▸ Excerpted data:
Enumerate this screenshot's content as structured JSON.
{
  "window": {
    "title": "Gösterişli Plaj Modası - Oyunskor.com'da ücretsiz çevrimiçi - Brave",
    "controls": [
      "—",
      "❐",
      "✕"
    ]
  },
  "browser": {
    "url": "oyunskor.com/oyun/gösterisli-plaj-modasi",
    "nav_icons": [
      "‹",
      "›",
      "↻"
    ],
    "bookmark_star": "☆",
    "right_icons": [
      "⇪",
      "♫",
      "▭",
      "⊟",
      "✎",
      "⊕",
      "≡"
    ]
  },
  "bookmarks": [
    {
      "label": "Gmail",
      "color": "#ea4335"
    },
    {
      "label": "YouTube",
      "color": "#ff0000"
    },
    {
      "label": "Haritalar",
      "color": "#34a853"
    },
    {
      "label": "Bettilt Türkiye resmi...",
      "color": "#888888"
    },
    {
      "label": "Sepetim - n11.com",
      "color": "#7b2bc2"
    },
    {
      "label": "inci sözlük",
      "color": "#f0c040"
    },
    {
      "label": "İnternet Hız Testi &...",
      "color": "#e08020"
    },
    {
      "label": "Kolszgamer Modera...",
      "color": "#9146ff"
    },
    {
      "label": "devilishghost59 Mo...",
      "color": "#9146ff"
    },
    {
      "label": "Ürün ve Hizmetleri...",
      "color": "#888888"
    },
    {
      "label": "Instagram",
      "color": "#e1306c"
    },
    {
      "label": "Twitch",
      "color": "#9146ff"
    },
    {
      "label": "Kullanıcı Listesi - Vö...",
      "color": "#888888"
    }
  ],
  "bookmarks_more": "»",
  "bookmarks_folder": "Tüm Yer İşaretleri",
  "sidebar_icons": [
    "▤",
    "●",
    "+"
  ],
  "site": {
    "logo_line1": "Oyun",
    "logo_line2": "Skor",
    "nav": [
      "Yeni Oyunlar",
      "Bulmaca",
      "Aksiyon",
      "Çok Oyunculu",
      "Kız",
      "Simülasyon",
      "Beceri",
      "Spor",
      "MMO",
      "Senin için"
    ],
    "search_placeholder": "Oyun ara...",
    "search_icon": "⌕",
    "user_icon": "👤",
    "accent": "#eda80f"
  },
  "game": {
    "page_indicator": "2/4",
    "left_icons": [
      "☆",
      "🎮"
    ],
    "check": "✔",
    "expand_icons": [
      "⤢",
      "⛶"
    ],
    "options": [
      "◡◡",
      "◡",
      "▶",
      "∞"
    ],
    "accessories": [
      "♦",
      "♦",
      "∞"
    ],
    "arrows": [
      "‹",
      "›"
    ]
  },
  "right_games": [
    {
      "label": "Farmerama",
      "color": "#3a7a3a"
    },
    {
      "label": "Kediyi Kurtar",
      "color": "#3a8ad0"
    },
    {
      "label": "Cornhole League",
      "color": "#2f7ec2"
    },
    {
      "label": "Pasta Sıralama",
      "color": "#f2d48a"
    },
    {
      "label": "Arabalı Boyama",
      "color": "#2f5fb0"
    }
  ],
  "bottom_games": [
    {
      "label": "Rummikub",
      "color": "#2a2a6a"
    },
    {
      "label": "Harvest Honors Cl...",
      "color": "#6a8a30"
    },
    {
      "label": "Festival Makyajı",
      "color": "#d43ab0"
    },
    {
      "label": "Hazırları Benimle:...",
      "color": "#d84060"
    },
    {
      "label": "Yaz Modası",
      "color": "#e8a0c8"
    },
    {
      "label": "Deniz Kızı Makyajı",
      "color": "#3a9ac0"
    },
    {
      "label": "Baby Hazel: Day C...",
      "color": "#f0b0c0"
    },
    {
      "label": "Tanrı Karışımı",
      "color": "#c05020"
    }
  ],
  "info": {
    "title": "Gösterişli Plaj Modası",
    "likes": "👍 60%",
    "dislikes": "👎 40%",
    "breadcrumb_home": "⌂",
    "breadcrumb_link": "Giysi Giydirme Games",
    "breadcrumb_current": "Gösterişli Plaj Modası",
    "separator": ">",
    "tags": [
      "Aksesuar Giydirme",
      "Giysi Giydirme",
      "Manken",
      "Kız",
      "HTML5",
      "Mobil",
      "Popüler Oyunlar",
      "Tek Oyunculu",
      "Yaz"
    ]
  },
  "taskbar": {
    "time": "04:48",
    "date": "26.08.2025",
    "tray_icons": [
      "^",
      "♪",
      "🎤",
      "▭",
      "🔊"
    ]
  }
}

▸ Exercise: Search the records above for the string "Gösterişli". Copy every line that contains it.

▸ Answer:
    "title": "Gösterişli Plaj Modası - Oyunskor.com'da ücretsiz çevrimiçi - Brave",
    "title": "Gösterişli Plaj Modası",
    "breadcrumb_current": "Gösterişli Plaj Modası",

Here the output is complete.